Q. Many of your poems use the tercet (three line stanza) form and are
meticulously formed, can you explain a little about your attention to
detail, and why the less common tercet?
I don’t consider myself a formalist, although I have written poems in formal verse. I do take a lot of care with line breaks and stanzas, and often I try to pay close attention to the internal rhythms of the lines that fall upon the page. I like the end of a line to simultaneously close and open up an image or an idea. Ends of poems are even more important. I’m not sure why many of my poems are written in tercets, to be honest. I would like to find out. Maybe someone will tell me.
Q. Many your poems open with an epigraph from well-known poets, such as
Neruda, Du Fu, Plath, you are obviously well read, can you tell us a little
bit about your influences, as well as what you are reading right now?
I’m currently reading a long essay on debt by Margaret Atwood, which I found in my local op shop for $1. It’s a signed copy, too, which astounds me. It’s fascinating. I’ve read two Jeanette Winterson novels in the past week, and I’m also reading the poetry of Alice Oswald, Jane Hirshfield, Lorine Niedecker, and Marianne Moore. Hirshfield’s excellent essays on poetry are a must-read. I also went on a Linda Gregg binge a while ago, which seemed to affect my use of rhythm and the line for a while. I feel like I should try to read more modern British poetry, but I know I tend to gravitate towards North American writing. I read almost everything that comes across my path, and then some. I follow my nose. I find lots of books in the op shop, and one writer leads you to another. I read fiction, non-fiction, poetry, drama, comics, everything that is good.

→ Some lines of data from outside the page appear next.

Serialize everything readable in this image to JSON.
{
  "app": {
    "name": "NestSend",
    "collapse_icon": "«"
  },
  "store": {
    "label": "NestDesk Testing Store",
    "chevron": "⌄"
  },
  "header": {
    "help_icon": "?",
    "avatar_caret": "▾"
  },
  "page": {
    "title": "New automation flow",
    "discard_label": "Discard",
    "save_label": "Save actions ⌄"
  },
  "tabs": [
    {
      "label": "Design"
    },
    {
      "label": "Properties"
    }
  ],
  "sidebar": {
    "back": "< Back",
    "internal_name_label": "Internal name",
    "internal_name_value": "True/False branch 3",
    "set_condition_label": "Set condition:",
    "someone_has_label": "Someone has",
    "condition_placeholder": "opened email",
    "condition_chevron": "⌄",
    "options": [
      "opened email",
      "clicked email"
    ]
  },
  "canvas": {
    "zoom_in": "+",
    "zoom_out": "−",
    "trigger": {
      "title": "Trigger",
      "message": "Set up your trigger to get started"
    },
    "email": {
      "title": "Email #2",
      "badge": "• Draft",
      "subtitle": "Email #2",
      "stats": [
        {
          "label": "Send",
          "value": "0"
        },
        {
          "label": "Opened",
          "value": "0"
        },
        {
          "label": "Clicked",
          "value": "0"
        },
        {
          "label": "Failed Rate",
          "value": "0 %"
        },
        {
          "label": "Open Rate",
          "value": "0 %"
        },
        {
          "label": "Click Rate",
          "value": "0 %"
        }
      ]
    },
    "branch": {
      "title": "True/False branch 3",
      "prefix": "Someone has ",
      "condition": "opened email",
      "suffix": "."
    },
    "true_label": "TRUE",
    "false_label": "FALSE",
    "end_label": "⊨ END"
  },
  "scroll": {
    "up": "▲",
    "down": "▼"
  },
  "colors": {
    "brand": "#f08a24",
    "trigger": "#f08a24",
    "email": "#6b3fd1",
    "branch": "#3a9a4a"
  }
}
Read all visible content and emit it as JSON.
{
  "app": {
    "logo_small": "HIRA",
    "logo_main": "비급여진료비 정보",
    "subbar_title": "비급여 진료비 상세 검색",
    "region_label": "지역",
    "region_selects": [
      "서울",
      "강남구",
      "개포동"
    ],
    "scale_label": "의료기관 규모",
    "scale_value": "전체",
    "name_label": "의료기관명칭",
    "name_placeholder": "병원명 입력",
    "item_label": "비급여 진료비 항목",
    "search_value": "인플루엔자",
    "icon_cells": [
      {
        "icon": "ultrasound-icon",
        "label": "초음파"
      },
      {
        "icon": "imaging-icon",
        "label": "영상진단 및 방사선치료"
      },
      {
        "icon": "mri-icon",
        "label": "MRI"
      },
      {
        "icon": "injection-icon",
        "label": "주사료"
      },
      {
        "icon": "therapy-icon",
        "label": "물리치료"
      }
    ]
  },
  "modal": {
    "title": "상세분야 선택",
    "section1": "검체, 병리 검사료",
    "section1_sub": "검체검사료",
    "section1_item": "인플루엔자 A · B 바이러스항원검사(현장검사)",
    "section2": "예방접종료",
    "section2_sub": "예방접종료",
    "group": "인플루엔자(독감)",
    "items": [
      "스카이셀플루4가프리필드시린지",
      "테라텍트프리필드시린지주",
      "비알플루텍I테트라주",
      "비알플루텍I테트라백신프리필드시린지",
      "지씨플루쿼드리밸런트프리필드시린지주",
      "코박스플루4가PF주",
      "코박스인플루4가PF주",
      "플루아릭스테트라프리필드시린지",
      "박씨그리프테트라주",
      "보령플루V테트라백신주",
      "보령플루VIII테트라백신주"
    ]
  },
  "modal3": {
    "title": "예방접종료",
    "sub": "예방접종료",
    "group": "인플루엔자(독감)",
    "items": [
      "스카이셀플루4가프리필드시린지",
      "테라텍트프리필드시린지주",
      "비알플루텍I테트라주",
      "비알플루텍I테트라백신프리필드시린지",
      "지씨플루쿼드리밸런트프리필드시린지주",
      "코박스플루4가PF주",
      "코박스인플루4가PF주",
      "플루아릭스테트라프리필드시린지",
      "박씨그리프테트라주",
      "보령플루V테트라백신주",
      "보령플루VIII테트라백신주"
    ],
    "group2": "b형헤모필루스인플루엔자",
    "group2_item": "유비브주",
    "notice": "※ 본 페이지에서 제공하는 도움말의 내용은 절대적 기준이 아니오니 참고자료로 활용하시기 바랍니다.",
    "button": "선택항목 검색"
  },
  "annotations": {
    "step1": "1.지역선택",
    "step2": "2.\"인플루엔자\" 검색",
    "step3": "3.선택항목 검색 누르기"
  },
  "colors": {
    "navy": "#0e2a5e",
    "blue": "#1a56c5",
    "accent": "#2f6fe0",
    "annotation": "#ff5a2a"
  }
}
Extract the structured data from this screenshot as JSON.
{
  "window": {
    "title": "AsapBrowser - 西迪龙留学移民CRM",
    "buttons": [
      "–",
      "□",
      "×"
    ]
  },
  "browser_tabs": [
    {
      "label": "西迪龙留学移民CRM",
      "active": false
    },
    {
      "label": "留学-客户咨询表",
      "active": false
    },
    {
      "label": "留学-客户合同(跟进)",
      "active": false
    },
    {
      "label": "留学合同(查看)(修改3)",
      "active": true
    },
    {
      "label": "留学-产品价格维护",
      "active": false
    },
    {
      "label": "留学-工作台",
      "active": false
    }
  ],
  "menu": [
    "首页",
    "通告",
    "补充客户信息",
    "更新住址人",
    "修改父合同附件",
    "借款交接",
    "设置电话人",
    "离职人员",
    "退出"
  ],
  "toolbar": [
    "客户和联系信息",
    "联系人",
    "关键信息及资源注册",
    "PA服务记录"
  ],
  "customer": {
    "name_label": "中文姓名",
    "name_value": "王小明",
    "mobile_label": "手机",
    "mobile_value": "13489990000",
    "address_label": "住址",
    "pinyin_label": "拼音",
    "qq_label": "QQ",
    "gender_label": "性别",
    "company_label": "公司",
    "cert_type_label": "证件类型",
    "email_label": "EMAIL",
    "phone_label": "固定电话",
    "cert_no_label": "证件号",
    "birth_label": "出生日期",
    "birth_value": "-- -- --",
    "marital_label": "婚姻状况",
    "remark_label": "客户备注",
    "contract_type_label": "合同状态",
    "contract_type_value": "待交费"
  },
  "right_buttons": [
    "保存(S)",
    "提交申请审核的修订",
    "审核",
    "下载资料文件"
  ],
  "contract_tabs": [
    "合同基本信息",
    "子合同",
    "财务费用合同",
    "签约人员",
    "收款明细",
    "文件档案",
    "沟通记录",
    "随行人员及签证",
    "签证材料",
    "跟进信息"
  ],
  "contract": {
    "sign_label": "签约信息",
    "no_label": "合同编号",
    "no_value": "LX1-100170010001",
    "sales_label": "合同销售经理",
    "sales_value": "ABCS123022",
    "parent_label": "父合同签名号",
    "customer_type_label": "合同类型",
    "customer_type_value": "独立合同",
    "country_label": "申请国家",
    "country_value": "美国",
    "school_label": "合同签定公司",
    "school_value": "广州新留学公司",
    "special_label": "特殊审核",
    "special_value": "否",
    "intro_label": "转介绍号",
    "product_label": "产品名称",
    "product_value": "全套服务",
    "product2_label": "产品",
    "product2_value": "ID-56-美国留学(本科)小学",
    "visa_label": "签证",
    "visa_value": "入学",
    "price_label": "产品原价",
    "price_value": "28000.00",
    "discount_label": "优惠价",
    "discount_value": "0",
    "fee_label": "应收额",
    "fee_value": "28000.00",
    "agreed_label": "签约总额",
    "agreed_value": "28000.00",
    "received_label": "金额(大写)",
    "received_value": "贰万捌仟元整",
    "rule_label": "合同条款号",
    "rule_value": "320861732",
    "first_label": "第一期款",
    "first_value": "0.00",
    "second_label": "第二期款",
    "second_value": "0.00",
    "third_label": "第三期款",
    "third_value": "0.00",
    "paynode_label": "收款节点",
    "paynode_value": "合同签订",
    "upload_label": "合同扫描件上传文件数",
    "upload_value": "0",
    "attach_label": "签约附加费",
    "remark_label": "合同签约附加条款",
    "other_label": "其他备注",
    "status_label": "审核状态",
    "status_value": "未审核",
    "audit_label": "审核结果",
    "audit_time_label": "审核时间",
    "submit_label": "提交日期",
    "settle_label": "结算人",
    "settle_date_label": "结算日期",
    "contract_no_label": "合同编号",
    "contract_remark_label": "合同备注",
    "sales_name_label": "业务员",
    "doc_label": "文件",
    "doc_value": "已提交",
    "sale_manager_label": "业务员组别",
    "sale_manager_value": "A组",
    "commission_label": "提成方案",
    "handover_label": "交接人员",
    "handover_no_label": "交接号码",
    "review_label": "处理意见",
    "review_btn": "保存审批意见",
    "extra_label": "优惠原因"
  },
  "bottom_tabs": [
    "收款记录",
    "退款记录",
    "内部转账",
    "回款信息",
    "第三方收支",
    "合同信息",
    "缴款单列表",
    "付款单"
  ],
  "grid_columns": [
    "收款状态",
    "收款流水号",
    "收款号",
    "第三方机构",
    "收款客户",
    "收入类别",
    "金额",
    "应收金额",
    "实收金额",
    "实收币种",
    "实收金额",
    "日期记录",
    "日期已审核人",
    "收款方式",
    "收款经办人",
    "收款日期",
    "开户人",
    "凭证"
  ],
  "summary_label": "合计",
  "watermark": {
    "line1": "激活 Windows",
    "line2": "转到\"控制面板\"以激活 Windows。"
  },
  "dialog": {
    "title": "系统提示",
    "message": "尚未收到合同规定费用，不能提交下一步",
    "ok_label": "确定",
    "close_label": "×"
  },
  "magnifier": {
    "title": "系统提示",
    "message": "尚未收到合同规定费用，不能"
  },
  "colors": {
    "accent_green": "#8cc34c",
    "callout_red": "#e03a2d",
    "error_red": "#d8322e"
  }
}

Q. Are you working on something right now that you can tell us about?
I’m finalising the edits on my next book, Another Language, which will be published in winter 2017 by George Braziller in NYC as part of the Braziller Series of Australian Poets. I’m working with the wonderful Paul Kane on this book. There will be a selection of poems from Burning Rice (2012), Peony (2014) and Painting Red Orchids (2016) as well as some new work. I am also working on my fourth collection. I’m not sure what that is about yet, but I have every confidence that it will reveal itself to me when it is ready. My Australian publishers are the wonderful John and Linsay Knight at Pitt Street Poetry. You can contact me at www.eileenchong.com.au
I would like to thank Eileen Chong for her time in answering my questions and also for her wonderful poem “Xiao Long Bao”, a poem that reminded me of the very first time I had eaten those wonderful dumplings, the ginger, vinegar and soy mixture as a dipping sauce, making my mouth water. I think Chinese dumplings are on the dinner agenda tonight!!